The pressure to efficiently deliver accurate handover documentation is greater than ever in the wake of the Independent Review of Building Regulations and Fire which highlighted the importance of developing and maintaining a ‘golden thread’ . The Bill requires duty holders to maintain complete and comprehensive records and documentation in digital format for higher-risk buildings. This body of documentation and information is known as the ‘golden thread’.
It was recommended that all parties use secure digital repositories for their data relating to construction projects and their facilities. With these digital repositories often comes an application programming interface (API).
Dr Jamie Dupée from Edocuments Ltd explains more…
So, what is an API?
An API or application programming interface is a way for two or more computer programs to communicate with each other. It is a type of software interface that allows for the two computer programs to trigger functions and procedures allowing the creation of applications that access the features or data.
Why use API’s?

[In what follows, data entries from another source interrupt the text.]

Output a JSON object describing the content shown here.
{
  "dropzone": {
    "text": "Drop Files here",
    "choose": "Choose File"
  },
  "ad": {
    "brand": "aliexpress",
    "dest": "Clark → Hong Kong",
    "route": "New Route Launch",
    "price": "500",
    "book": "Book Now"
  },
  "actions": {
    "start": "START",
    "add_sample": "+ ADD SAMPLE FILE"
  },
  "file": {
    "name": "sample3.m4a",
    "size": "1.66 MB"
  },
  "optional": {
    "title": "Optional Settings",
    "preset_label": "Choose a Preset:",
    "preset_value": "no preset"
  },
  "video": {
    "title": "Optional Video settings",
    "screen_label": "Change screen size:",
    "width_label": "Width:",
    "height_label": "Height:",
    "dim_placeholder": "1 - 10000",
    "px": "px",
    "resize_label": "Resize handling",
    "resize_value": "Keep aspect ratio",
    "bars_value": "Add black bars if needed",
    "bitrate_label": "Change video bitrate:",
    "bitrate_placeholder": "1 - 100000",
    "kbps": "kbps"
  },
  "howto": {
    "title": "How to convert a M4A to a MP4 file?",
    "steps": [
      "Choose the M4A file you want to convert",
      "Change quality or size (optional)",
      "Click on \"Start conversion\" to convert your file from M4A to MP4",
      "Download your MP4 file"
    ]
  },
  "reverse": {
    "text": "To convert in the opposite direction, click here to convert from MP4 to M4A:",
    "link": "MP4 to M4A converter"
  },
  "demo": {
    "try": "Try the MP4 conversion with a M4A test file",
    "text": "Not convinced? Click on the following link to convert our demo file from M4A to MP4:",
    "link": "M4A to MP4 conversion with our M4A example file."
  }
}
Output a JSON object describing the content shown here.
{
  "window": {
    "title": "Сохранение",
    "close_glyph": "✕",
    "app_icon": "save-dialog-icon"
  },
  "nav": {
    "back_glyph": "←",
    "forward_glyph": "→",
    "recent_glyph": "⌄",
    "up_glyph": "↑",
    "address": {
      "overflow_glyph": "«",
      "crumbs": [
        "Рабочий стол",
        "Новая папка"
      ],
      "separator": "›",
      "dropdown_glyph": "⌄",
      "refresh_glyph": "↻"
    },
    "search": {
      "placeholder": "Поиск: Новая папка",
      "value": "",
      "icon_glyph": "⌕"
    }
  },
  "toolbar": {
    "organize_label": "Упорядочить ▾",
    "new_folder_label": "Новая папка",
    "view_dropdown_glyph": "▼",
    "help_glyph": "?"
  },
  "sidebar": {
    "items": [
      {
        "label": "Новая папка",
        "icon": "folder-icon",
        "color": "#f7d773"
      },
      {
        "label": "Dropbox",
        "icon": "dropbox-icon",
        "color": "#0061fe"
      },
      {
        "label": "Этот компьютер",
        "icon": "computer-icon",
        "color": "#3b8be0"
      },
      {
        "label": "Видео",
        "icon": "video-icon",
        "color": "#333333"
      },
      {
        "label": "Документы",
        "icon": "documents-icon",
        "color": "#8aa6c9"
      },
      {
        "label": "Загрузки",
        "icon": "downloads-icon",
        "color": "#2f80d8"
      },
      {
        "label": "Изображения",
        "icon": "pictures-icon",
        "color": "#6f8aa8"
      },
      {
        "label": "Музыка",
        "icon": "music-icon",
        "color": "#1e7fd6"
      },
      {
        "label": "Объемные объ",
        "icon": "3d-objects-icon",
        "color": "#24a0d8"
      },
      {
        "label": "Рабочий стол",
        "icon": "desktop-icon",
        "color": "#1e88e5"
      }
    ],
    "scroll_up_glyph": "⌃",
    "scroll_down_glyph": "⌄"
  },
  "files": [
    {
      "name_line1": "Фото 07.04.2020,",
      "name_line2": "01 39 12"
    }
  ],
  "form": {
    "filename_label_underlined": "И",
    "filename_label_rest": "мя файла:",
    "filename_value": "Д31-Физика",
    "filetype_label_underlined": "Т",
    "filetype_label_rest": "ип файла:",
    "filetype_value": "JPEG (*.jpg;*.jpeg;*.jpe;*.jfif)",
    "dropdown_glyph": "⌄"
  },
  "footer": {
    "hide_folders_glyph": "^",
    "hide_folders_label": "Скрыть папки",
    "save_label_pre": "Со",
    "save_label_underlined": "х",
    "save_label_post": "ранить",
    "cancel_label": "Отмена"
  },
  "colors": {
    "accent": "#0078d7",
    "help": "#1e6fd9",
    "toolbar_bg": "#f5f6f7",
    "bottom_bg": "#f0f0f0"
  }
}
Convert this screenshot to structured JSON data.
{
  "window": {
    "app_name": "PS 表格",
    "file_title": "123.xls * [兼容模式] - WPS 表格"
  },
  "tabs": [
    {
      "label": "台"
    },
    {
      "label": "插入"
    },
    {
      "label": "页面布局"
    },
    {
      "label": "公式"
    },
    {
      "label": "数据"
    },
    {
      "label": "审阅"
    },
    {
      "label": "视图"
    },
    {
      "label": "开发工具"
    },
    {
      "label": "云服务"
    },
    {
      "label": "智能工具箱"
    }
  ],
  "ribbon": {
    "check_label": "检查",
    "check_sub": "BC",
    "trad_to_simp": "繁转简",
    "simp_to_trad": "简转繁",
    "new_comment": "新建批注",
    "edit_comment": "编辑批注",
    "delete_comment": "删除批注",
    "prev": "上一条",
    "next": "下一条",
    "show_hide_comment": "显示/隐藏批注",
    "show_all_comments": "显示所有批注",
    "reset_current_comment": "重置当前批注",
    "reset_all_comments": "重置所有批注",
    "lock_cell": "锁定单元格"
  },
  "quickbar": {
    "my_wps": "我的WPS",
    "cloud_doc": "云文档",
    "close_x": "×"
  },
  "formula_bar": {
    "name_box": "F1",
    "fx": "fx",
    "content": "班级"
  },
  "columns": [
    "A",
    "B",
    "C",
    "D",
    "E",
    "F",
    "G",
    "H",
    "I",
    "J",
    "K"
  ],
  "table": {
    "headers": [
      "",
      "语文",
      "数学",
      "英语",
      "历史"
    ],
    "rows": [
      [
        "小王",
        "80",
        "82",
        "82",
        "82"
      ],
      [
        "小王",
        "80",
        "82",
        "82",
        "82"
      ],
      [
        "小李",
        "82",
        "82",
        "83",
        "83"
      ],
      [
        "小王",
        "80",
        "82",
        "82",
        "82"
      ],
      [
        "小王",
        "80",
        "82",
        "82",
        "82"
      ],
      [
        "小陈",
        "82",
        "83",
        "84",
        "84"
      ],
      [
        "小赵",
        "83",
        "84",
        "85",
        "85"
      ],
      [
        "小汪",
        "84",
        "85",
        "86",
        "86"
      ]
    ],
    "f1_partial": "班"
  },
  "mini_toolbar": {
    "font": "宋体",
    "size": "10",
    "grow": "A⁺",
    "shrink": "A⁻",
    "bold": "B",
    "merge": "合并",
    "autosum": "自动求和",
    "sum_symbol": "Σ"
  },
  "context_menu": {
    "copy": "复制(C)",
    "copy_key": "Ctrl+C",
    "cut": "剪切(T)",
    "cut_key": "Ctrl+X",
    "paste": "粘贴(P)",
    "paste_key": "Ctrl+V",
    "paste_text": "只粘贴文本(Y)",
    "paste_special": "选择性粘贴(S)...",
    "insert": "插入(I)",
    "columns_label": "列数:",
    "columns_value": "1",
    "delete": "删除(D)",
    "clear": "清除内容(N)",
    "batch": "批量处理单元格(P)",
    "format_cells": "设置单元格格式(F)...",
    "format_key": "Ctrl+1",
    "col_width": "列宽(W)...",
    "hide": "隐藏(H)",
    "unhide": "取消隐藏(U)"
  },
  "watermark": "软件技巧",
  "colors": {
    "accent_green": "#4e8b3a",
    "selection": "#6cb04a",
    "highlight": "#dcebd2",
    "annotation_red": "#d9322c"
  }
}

This automation can save large amounts of time when managing large volumes of files and data. API’s are not limited to moving files, they typically can update and create data, and often execute functions and processes in the software. API’s can be used to pull data from multiple software applications into a single dashboard to make management simpler and show data insights.
Many of the software tools used every day such as Microsoft 365, SharePoint, Autodesk construction cloud (ACC), Revit, BIM360, as well as many of the common data environments (CDE) all have this API functionality.
How can handover documentation benefit from API’s
Handover documentation can benefit in various ways. The simplest example, a rule could be created where a set of construction drawings automatically be moved or copied from CDE-1 to CDE-2 based on the status of drawings changing to “final issue” OR construction record “CR” etc.
Case study: An example of delivering efficiency using API’s
Edocuments Ltd who specialise in the production of digital operation and maintenance documentation and use API’s extensively in their production processes. One example of this, Edocuments can dynamically build a set of digital O&M’s by using an ACC REVIT API or IFC to pull the assets and components out of the 3D model, and automatically build the skeleton of a highly structured O&M document. As the project continues, Edocuments can sync the changes in the data between the original BIM models and the digital O&M, providing considerable time savings and accuracy gains.
Another Edocuments Ltd example is construction projects use many CDE’s often one CDE for the designer stage and another CDE for the construction stage (principal contractor) and often another CDE for the facility owner (end user client). In this example when trying to apply a BIM process data workflow such BS1192 or IS19650 manually moving data from one CDE to the next is a time-consuming operation, that often results in errors. Edocuments connectors and API’s offer a solution to automate this process, where sophisticated rules can be set up to monitor the classifications and status of data in each of the many CDE’s. Such as when reviews and approvals have been completed and passed. The result is that automatically data and files are flowing between the many CDE’s and the digital O&M’s.
Is there a downside to API’s?
The downside of API’s is they all tend to work slightly differently, so there is the learning curve of how they operate and what functionality they offer. Another downside being that you are likely to require a software developer or small team with skills to implement them. The quality of the documentation for implementing API’s can vary greatly from one software provider to the next. When a new version of the API is released, you may have to update your application that uses it.
But what about the golden thread and API’s
An ideal solution for the CDE’s or any secure digital repositories and golden thread would be a security model that enables appropriate people throughout the facility / assets lifecycle to upload and associatively store models, data, documents. This would allow the accountable person and Building Safety Regulator (BSR) to easily review them. The benefit of an API here could allow the BSR to directly connect to the asset data.
So, what’s next?
In an industry where data is highly fragmented and where the same data exists in many software platforms API’s provide part of the answer for the ongoing management. Going beyond automating the management is then looking at the quality of the data, the validation and the accuracy of the data, API’s can help here too.
Implementing API’s is clearly a good investment for automating many of the manual tasks, and ultimately improving the accuracy of data for your facilities.